This meant that Shelly was forced to go back to work to absorb the enormous cost, despite the challenges that this created with a child who regularly had to be kept home or picked up early due to frequent respiratory illnesses and therapy appointments. “He needed that one-on-one attention, but weekly speech therapy, occupational therapy and physiotherapy was like having a second mortgage,” Shelly said.
Now Alex has an NDIS support plan which includes weekly speech therapy, occupational therapy and a continence nurse to help with toileting at home and at school, which aims to keep him in a mainstream classroom.
“Before the NDIS, I found it frustrating that all the literature says early intervention is key to allow children with NF to integrate into mainstream society, but if I can’t pay for it, how am I supposed to do it?” Shelly said.
“NDIS has alleviated the financial pressures. To go from receiving nothing to Alex having all of his therapy costs paid for, it means so much to our family. I feel like doing cartwheels!”
Although it was early days, according to Shelly, the fact that all of Alex’s supports were working together had lifted the burden from the entire family, including big brother Jonathan, 12.

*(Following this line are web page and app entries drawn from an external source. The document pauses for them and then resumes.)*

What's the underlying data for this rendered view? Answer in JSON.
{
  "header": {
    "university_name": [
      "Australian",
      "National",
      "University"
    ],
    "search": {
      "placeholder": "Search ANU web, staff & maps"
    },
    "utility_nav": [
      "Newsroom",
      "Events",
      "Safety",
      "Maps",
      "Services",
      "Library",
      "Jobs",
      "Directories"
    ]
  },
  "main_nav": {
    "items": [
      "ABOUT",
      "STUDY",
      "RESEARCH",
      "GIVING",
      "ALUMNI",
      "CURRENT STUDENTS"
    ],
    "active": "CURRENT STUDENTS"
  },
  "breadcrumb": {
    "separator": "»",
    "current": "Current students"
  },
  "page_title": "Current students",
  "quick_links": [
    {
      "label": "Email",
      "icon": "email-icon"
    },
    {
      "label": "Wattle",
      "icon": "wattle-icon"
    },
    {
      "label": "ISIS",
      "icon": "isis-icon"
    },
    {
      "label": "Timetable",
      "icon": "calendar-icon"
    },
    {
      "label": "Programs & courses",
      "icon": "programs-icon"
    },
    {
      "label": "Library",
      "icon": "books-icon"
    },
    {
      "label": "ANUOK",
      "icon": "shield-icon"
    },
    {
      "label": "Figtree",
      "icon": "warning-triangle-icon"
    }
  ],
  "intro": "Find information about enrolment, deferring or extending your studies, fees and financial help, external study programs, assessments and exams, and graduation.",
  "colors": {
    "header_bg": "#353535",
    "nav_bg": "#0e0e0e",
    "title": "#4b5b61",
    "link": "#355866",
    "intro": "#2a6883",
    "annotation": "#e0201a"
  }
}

“There have been times I’ve been absolutely burnt out. Now I feel as if the weight has truly lifted off of my shoulders,” she said. “Without the NDIS, Alex would not have been able to start school this year.”